The individual mandate for Americans to purchase insurance in a Senate health bill may be unconstitutional, one Republican lawmaker suggested Tuesday.

Rep. Phil Gingrey (R-Ga.) suggested that the provision in the Senate Finance Committee's bill requiring individuals to have health insurance much like they are often required to have auto insurance would not pass constitutional muster.

"I'm very much opposed to the individual mandate," Gingrey told "Dateline Washington," a conservative news radio program. "I frankly think it's unconstitutional to force people not only to purchase health insurance, but tell them what type of health insurance that they can purchase."

Gingrey picked up on an argument made by two Republican lawyers made in the Washington Post late last month arguing that, under a strict interpretation of the Constitution, the Congress lacks the power to require individuals to buy health insurance.

The Georgia Republican said that the provision, along with the public (or "government-run") option were "deal-killers" for him. He suggested that it is "the American way" for individuals, particularly young workers, to choose to pay-as-they-go on healthcare if they so choose.

Gingrey did predict, though, that the public option would be stripped from health legislation in order to take political pressure off of President Barack Obama.

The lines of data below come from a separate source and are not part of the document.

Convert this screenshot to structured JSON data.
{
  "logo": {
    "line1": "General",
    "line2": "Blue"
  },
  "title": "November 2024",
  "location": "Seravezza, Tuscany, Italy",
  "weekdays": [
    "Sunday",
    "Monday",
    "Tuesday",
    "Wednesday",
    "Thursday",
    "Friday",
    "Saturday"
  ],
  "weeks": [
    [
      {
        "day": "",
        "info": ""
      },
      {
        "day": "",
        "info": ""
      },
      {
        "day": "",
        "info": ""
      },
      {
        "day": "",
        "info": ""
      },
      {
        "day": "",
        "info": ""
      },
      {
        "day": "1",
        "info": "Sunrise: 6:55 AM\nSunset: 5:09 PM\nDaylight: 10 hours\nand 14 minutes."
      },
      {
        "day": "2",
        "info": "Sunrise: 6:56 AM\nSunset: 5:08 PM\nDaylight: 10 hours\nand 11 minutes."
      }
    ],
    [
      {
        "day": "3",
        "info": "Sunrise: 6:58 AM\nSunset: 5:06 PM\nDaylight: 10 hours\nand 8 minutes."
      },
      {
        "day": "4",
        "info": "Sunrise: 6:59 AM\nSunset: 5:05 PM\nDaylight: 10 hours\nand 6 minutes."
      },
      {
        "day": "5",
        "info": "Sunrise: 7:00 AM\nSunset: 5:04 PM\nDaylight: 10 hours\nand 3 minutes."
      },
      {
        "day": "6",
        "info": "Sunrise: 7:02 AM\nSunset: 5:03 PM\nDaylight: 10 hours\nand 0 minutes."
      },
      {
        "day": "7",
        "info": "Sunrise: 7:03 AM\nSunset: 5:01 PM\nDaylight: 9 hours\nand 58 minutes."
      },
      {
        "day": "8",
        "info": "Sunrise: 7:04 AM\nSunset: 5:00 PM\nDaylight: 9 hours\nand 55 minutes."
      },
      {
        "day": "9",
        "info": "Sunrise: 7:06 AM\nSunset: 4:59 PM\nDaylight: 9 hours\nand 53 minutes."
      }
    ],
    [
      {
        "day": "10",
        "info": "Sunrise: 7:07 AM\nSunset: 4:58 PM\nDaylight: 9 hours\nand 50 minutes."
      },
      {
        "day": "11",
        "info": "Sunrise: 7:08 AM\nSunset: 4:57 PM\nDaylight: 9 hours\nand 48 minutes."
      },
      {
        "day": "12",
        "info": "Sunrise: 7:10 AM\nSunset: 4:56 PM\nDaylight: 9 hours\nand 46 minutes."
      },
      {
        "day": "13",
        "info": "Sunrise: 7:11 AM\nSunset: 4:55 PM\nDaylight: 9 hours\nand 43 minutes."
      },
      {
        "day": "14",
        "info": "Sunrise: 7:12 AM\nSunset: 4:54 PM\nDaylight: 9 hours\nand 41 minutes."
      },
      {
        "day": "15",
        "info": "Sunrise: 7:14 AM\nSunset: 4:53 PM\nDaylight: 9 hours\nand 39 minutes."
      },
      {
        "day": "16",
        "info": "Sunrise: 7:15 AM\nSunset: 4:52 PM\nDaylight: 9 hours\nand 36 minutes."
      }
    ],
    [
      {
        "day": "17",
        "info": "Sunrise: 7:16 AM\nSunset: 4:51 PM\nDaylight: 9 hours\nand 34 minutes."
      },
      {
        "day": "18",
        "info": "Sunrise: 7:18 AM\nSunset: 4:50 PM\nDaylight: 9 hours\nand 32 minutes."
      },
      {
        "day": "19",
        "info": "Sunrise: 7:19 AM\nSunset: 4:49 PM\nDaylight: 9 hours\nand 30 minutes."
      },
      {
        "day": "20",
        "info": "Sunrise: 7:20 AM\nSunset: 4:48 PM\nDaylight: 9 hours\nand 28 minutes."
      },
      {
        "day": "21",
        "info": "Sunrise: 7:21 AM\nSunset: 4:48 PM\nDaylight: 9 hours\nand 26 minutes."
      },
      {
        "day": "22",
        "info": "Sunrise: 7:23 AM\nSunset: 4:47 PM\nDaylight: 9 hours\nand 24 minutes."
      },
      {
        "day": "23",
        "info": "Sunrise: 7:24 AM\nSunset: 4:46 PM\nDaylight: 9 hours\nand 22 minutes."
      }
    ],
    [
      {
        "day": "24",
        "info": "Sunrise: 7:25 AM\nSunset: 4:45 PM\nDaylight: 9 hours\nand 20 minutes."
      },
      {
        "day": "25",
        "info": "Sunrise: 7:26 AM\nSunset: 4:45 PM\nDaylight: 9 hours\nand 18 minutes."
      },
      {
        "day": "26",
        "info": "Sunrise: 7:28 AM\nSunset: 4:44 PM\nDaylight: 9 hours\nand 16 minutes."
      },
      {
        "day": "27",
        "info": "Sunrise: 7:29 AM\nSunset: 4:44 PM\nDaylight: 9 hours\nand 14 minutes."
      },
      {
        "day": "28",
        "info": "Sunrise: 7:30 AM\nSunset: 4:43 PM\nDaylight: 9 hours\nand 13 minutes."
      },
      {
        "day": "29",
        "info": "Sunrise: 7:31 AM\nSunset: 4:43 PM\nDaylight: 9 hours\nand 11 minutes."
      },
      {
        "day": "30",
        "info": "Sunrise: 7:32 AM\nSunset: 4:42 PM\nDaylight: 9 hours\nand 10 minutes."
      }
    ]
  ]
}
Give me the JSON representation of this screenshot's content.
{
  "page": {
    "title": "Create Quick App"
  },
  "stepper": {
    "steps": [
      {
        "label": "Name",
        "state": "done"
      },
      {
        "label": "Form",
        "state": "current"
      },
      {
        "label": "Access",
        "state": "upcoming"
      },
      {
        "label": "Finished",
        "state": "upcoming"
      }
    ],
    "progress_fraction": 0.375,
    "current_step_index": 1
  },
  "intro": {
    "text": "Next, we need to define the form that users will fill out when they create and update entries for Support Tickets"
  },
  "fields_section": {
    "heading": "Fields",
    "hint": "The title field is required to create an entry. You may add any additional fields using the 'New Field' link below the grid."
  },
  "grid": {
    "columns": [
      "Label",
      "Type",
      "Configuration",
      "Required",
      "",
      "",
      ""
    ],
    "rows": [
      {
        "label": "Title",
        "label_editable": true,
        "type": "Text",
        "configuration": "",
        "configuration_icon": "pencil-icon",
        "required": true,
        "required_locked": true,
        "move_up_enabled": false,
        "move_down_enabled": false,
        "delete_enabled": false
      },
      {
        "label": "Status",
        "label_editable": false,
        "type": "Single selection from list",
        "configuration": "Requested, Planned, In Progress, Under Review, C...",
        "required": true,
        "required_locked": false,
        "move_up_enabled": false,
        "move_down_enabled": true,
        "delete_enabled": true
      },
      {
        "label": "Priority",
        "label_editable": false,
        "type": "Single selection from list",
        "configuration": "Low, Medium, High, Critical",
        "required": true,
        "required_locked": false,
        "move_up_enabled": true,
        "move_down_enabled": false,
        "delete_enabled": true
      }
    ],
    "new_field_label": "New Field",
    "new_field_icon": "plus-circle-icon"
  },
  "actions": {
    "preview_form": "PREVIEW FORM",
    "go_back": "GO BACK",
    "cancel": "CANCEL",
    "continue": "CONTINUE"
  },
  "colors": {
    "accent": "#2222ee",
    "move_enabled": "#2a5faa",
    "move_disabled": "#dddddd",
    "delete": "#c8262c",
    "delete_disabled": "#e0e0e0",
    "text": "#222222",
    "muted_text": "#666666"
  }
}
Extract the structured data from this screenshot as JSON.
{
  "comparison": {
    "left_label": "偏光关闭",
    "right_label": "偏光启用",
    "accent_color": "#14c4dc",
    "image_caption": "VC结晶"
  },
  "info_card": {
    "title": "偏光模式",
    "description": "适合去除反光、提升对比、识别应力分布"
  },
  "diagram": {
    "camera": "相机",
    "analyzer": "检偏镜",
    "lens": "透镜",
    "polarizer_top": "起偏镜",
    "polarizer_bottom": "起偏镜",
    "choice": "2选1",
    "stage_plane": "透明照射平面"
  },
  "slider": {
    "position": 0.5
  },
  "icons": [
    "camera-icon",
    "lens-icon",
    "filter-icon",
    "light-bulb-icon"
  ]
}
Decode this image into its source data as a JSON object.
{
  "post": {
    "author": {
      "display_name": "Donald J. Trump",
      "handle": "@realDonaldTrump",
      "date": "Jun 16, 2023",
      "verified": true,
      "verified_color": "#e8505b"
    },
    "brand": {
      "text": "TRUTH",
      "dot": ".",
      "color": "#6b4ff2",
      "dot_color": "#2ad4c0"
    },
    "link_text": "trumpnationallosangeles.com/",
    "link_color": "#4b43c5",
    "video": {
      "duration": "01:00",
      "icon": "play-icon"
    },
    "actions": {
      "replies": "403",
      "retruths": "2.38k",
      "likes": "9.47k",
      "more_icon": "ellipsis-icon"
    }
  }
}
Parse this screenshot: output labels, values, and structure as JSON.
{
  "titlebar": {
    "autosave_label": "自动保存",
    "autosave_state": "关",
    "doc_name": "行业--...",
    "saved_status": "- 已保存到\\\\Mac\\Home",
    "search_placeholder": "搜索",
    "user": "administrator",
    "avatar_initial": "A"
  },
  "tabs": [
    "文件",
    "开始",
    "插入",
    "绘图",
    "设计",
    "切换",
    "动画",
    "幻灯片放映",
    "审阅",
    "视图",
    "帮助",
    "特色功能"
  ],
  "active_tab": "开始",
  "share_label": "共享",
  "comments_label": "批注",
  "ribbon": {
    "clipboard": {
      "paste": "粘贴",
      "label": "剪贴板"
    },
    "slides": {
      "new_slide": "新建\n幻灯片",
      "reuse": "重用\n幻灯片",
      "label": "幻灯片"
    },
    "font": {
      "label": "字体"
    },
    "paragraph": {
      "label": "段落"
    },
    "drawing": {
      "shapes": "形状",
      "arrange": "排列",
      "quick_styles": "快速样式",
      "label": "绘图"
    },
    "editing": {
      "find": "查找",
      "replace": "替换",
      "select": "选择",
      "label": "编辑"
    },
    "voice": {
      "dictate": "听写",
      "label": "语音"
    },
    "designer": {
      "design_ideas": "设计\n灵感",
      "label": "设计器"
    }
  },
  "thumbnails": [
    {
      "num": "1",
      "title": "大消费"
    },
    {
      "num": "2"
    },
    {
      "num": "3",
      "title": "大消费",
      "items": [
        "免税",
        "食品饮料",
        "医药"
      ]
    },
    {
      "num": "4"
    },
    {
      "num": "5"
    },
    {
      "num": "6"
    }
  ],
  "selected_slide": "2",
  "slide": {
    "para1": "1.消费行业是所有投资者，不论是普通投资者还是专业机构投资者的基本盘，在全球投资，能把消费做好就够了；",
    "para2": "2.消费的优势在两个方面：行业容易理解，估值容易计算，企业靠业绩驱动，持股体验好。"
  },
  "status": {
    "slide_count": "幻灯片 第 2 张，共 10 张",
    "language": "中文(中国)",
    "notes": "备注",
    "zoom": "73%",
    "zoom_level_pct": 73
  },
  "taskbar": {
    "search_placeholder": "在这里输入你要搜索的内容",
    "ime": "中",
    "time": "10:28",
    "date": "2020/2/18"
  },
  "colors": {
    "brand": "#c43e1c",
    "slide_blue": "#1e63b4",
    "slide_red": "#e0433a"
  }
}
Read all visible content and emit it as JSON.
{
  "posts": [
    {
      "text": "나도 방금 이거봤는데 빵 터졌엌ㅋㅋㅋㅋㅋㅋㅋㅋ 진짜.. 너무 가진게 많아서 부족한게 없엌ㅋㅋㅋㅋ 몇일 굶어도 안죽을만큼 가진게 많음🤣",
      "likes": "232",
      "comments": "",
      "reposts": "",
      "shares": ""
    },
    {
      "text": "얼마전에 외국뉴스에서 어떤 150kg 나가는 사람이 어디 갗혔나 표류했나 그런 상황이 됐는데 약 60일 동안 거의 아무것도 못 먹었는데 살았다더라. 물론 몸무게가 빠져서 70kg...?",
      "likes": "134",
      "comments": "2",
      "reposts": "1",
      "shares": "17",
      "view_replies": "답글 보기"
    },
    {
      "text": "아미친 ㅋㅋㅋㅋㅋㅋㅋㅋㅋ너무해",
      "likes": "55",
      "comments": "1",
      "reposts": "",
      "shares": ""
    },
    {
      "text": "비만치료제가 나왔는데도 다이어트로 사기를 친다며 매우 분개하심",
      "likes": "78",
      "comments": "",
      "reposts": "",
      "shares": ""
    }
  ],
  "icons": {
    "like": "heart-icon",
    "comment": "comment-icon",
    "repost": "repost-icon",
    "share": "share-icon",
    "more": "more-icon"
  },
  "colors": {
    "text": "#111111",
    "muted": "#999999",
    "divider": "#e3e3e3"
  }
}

"He's spent a lot of political capital here, and they'll probably strip out the public option, and by the time it comes before us, it will be without a public option," Gingrey said.